High-Speed Countercurrent Chromatography
- Helically coiled inert tubing (Usually Teflon or sometimes stainless steel) that rotates on its own axis
- A gear assembly arranged such that the helical coils revolve around a central axis to achieve planetary motion.
In contrast to CPC, there are no rotating seals. HSCCC instruments have a minimum of two orifices. Most modern HSCCC instruments contain multiple (usually two or three) separation coils that can be connected either in series (to give a system with only one inlet and one outlet) or in parallel (multiple inlets/outlets). In practice it is usually most convenient to conect multiple columns in series. This results in a self-balancing system.
Typically, instruments are configured such that one orifice serves as an inlet where the sample and solvents are introduced, and the other as an outlet from which fractions elute. The machine itself is analogous to a Column in HPLC. Unlike HPLC, however, the inlet and outlet tubing may be switched back and forth, depending on whether the heavier (lower phase) or the lighter (upper) phase of the binary system is chosen as the Mobile Phase. (See Solvent Systems)
Several prototype HSCCC instruments have been developed by Ito and manufactured in the NIH machine shop. They differ most notably in the relative angle of the two axes of rotation and in the beta ratio (ratio of central to planetary radii). Machines that have seen most commercial success are of the “J-type” configuration. Extensive and detailed reviews of the various configurations can be found in the books cited below. For a general review, see the volume edited by Ito and Mandava (1988).
As the helical coil rotates about its own axis and revolves around a central axis, an oscillating (hydrodynamic) force field is observed at every given point along the length of the tubing. When filled with a liquid then set in motion, the liquid will migrate towards one of the two orifices, designated the “Head” and away from the other orifice, designated the “Tail”. When the lower phase is chosen as the mobile phase in HSCCC, the instrument is operated in “head-to-tail” mode. The opposite case is called “tail-to-head” elution.
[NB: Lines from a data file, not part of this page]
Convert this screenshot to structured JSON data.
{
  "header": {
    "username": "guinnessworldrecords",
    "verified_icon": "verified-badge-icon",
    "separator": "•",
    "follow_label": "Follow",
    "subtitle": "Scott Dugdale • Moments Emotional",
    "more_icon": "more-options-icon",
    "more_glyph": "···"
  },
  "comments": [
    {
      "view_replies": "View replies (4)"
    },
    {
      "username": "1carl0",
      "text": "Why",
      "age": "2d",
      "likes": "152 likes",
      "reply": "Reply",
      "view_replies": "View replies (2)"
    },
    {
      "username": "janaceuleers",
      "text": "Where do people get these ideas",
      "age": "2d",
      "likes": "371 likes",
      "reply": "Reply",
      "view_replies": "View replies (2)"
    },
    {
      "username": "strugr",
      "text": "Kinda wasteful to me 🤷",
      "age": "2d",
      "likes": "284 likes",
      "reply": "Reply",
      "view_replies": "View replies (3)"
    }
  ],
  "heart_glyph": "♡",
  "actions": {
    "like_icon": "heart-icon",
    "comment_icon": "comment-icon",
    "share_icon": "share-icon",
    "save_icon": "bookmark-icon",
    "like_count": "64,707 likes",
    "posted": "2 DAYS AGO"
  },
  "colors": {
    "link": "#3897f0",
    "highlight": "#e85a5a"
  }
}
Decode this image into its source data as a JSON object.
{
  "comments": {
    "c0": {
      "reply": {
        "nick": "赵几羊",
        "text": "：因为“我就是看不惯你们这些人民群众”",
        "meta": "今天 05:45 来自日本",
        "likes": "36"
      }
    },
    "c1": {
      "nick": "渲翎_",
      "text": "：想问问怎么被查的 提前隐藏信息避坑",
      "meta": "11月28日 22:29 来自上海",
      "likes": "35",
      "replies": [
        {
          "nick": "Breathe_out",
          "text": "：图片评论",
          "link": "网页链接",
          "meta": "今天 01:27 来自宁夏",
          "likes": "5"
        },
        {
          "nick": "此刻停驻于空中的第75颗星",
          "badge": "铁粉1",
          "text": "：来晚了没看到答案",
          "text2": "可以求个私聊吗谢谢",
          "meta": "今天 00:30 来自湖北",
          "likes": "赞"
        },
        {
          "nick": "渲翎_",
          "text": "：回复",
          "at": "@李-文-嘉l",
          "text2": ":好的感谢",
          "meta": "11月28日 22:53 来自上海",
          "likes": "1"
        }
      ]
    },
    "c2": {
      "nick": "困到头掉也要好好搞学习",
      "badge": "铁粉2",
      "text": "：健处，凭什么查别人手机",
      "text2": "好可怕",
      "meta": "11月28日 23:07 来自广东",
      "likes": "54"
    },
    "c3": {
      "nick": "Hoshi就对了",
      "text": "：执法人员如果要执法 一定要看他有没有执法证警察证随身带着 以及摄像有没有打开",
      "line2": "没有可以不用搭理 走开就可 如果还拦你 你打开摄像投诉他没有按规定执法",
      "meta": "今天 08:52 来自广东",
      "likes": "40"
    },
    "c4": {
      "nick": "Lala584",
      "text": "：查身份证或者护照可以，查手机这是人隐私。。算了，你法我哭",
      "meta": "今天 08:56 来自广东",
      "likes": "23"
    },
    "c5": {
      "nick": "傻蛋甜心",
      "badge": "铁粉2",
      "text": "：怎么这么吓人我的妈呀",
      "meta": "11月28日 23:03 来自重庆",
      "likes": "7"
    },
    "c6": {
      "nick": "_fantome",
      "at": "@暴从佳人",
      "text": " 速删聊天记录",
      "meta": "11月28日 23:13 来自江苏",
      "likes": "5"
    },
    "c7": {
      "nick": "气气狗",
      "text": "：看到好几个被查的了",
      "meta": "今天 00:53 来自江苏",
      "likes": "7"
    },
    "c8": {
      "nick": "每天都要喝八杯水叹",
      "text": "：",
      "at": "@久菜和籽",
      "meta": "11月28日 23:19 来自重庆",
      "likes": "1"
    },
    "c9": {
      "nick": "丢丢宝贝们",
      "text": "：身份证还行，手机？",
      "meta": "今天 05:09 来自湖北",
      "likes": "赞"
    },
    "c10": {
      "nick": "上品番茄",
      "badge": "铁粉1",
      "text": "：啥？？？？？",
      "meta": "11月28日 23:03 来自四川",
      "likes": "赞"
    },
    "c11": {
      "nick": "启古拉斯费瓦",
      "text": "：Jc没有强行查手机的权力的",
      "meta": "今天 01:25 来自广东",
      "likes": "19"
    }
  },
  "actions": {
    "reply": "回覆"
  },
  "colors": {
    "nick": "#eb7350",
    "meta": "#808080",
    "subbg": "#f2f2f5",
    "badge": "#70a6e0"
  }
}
- Yoichiro Ito and colleagues (NIH, Bethesda, MD) developed planetary, centrifugal CCC
- “Increases gravity” – improves mixing - created hydrodynamic equilibrium
- Theoretically thousands (up to 70,000 per hour) partitioning/chromatographic steps (Mixing, Settling, Separating)
- Berthod, A, Ed. Countercurrent Chromatography: The support-free liquid stationary phase (Wilson & Wilson's Comprehensive Analytical Chemistry Vol. XXXVIII); Elsevier Science Ltd.: Boston, 2002.
- Conway, Walter D., Ed. Countercurrent Chromatography: Apparatus, Theory and Applications; VCH Publishers: New York, 1990.
- Conway, Walter D.; Petroski, Richard J. Modern Countercurrent Chromatography (ACS Symposium Series #593); ACS Publications, 1995.
- Ito, Yoichiro. Golden rules and pitfalls in selecting optimum conditions for high-speed counter-current chromatography. Journal of Chromatography, A 2005, 1065, 145-168.
- Ito, Yoichiro; Conway, Walter D., Eds. High-speed Countercurrent Chromatography (Chemical Analysis, Vol 132); John Wiley and Sons: New York, 1996.
- Mandava, N. Bhushan; Ito, Yoichiro, Eds. Countercurrent Chromatography: Theory and Practice (Chromatographic Science Series, Vol. 44); Marcel Dekker, Inc.: New York, 1988.
- Menet, Jean-Michel; Thiebaut, Didier, Eds. Countercurrent Chromatography (Chromatographic Science Series Vol 82); Marcel Dekker, Inc.: New York, 1999.